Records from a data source
# # # # # # #

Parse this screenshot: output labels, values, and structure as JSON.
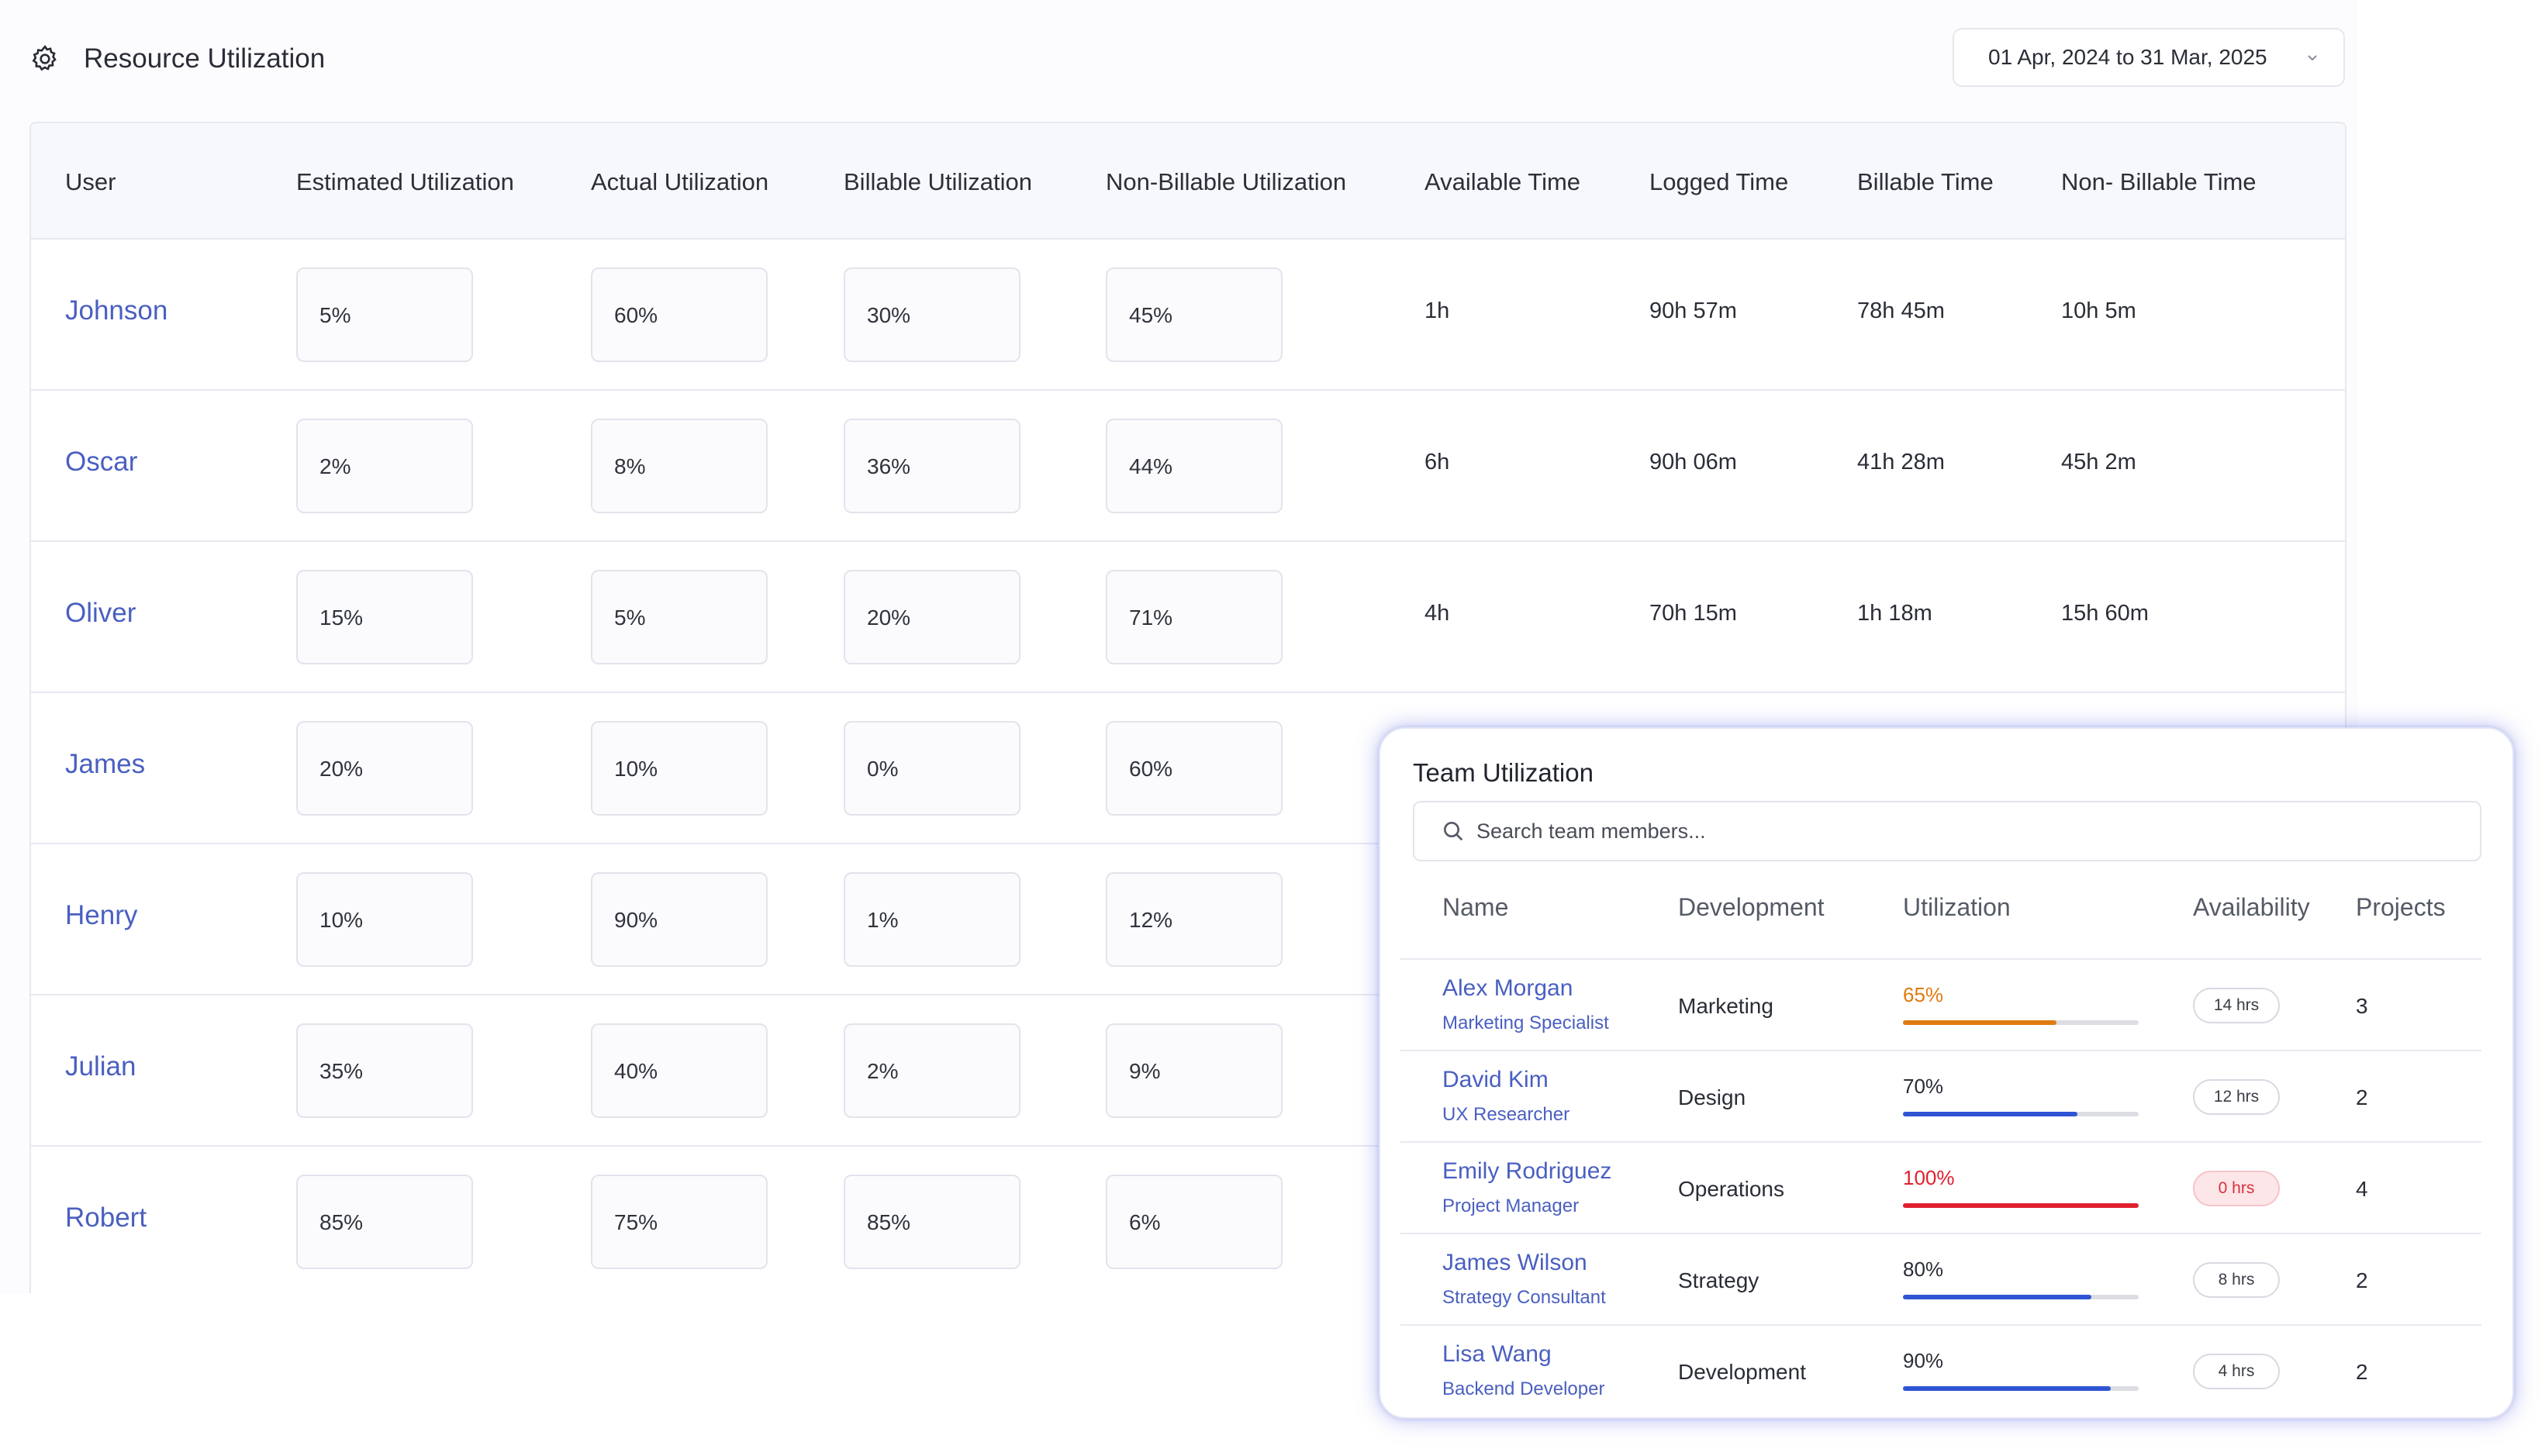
{
  "header": {
    "title": "Resource Utilization",
    "icon": "gear-icon"
  },
  "date_range": {
    "label": "01 Apr, 2024 to 31 Mar, 2025"
  },
  "table": {
    "columns": [
      "User",
      "Estimated Utilization",
      "Actual Utilization",
      "Billable Utilization",
      "Non-Billable Utilization",
      "Available Time",
      "Logged Time",
      "Billable Time",
      "Non- Billable Time"
    ],
    "rows": [
      {
        "user": "Johnson",
        "estimated": "5%",
        "actual": "60%",
        "billable": "30%",
        "non_billable": "45%",
        "available": "1h",
        "logged": "90h 57m",
        "billable_time": "78h 45m",
        "non_billable_time": "10h 5m"
      },
      {
        "user": "Oscar",
        "estimated": "2%",
        "actual": "8%",
        "billable": "36%",
        "non_billable": "44%",
        "available": "6h",
        "logged": "90h 06m",
        "billable_time": "41h 28m",
        "non_billable_time": "45h 2m"
      },
      {
        "user": "Oliver",
        "estimated": "15%",
        "actual": "5%",
        "billable": "20%",
        "non_billable": "71%",
        "available": "4h",
        "logged": "70h 15m",
        "billable_time": "1h 18m",
        "non_billable_time": "15h 60m"
      },
      {
        "user": "James",
        "estimated": "20%",
        "actual": "10%",
        "billable": "0%",
        "non_billable": "60%"
      },
      {
        "user": "Henry",
        "estimated": "10%",
        "actual": "90%",
        "billable": "1%",
        "non_billable": "12%"
      },
      {
        "user": "Julian",
        "estimated": "35%",
        "actual": "40%",
        "billable": "2%",
        "non_billable": "9%"
      },
      {
        "user": "Robert",
        "estimated": "85%",
        "actual": "75%",
        "billable": "85%",
        "non_billable": "6%"
      }
    ]
  },
  "team_panel": {
    "title": "Team Utilization",
    "search_placeholder": "Search team members...",
    "columns": [
      "Name",
      "Development",
      "Utilization",
      "Availability",
      "Projects"
    ],
    "members": [
      {
        "name": "Alex Morgan",
        "role": "Marketing Specialist",
        "department": "Marketing",
        "utilization": "65%",
        "utilization_value": 0.65,
        "bar_color": "#e07a10",
        "text_color": "#e07a10",
        "availability": "14 hrs",
        "alert": false,
        "projects": "3"
      },
      {
        "name": "David Kim",
        "role": "UX Researcher",
        "department": "Design",
        "utilization": "70%",
        "utilization_value": 0.74,
        "bar_color": "#2f55d4",
        "text_color": "#2a2d36",
        "availability": "12 hrs",
        "alert": false,
        "projects": "2"
      },
      {
        "name": "Emily Rodriguez",
        "role": "Project Manager",
        "department": "Operations",
        "utilization": "100%",
        "utilization_value": 1.0,
        "bar_color": "#e0202e",
        "text_color": "#e0202e",
        "availability": "0 hrs",
        "alert": true,
        "projects": "4"
      },
      {
        "name": "James Wilson",
        "role": "Strategy Consultant",
        "department": "Strategy",
        "utilization": "80%",
        "utilization_value": 0.8,
        "bar_color": "#2f55d4",
        "text_color": "#2a2d36",
        "availability": "8 hrs",
        "alert": false,
        "projects": "2"
      },
      {
        "name": "Lisa Wang",
        "role": "Backend Developer",
        "department": "Development",
        "utilization": "90%",
        "utilization_value": 0.88,
        "bar_color": "#2f55d4",
        "text_color": "#2a2d36",
        "availability": "4 hrs",
        "alert": false,
        "projects": "2"
      }
    ]
  }
}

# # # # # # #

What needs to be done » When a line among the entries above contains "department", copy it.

Answer box »
        "department": "Marketing",
        "department": "Design",
        "department": "Operations",
        "department": "Strategy",
        "department": "Development",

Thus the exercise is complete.